• TASK BRIEF:
Find all lines in the records that include the word "heart", and copy them out.

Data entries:
####################

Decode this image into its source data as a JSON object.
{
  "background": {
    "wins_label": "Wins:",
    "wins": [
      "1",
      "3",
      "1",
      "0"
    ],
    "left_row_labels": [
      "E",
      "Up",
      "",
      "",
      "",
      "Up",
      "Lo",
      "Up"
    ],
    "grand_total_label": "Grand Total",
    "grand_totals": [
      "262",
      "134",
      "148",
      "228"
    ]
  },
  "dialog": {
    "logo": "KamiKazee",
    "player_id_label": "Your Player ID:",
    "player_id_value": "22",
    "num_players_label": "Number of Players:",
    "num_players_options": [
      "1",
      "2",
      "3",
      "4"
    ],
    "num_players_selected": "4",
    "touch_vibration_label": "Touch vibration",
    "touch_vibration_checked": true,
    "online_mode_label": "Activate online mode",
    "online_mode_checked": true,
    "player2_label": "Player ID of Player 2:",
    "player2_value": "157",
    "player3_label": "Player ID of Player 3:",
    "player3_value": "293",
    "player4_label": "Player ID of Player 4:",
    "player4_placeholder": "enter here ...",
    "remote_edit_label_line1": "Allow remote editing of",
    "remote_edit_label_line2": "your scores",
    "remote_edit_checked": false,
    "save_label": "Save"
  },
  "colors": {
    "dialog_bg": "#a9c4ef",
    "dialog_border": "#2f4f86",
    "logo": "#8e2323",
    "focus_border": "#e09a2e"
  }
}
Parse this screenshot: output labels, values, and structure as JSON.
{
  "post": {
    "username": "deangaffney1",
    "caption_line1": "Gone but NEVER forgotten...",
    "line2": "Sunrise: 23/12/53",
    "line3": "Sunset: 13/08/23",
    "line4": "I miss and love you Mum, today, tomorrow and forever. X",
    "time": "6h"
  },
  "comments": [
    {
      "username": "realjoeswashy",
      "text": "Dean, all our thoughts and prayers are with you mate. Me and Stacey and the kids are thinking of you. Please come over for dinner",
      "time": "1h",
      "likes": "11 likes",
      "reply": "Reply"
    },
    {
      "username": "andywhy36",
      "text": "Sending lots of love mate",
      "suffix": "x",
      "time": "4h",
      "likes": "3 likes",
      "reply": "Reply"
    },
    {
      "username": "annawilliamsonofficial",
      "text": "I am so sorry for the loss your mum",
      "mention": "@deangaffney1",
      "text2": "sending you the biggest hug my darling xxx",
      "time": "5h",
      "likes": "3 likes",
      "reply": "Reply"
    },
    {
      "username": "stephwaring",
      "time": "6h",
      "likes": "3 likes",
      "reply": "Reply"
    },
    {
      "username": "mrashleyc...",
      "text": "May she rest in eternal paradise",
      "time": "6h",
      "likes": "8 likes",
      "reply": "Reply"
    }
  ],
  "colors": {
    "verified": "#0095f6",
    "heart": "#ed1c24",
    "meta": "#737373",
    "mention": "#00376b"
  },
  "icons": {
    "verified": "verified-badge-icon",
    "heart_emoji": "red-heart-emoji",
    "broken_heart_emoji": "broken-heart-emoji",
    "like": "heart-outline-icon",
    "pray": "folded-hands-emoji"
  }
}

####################

• EXERCISE RESULT:
    "heart": "#ed1c24",
    "heart_emoji": "red-heart-emoji",
    "broken_heart_emoji": "broken-heart-emoji",
    "like": "heart-outline-icon",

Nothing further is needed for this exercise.